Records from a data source
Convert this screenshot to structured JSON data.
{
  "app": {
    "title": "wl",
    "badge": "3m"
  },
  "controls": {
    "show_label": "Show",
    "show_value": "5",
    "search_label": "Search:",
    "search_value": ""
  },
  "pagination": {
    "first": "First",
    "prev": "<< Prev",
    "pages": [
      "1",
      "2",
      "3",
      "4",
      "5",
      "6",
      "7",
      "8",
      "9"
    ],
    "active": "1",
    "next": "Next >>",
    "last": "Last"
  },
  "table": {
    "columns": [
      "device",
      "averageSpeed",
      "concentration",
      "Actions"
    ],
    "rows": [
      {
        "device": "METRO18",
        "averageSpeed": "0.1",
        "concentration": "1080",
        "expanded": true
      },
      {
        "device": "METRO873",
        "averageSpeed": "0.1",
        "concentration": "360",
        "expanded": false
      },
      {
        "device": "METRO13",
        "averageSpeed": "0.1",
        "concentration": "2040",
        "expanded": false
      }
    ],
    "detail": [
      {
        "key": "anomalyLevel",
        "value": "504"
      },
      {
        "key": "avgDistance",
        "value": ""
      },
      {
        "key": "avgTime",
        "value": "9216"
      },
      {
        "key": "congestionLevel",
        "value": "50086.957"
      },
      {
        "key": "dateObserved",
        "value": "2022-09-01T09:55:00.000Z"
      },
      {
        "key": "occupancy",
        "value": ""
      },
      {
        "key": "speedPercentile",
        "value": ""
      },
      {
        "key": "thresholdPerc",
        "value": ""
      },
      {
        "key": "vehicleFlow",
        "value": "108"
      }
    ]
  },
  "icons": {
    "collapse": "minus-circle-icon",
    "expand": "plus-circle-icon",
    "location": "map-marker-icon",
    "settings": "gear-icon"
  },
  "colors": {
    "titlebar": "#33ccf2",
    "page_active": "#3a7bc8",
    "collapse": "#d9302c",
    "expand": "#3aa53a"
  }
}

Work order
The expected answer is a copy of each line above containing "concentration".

Response to the task
      "concentration",
        "concentration": "1080",
        "concentration": "360",
        "concentration": "2040",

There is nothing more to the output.